#### Requirement:
Set down each entry below exactly as it stands.

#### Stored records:
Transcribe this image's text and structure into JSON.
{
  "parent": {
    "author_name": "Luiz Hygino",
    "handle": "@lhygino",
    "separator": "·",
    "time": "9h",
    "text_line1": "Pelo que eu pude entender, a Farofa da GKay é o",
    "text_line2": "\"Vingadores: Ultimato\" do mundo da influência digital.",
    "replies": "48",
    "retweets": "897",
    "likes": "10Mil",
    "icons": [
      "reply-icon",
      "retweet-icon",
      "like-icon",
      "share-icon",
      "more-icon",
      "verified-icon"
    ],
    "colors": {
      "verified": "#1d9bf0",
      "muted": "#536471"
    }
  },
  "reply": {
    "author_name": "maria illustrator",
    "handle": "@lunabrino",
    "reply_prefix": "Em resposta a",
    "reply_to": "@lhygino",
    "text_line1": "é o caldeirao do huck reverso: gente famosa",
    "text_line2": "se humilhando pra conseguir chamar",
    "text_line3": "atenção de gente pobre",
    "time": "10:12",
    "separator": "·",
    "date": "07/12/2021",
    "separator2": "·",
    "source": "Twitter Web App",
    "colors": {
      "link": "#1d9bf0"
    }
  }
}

#### Reply:
Transcribe this image's text and structure into JSON.
{
  "parent": {
    "author_name": "Luiz Hygino",
    "handle": "@lhygino",
    "separator": "·",
    "time": "9h",
    "text_line1": "Pelo que eu pude entender, a Farofa da GKay é o",
    "text_line2": "\"Vingadores: Ultimato\" do mundo da influência digital.",
    "replies": "48",
    "retweets": "897",
    "likes": "10Mil",
    "icons": [
      "reply-icon",
      "retweet-icon",
      "like-icon",
      "share-icon",
      "more-icon",
      "verified-icon"
    ],
    "colors": {
      "verified": "#1d9bf0",
      "muted": "#536471"
    }
  },
  "reply": {
    "author_name": "maria illustrator",
    "handle": "@lunabrino",
    "reply_prefix": "Em resposta a",
    "reply_to": "@lhygino",
    "text_line1": "é o caldeirao do huck reverso: gente famosa",
    "text_line2": "se humilhando pra conseguir chamar",
    "text_line3": "atenção de gente pobre",
    "time": "10:12",
    "separator": "·",
    "date": "07/12/2021",
    "separator2": "·",
    "source": "Twitter Web App",
    "colors": {
      "link": "#1d9bf0"
    }
  }
}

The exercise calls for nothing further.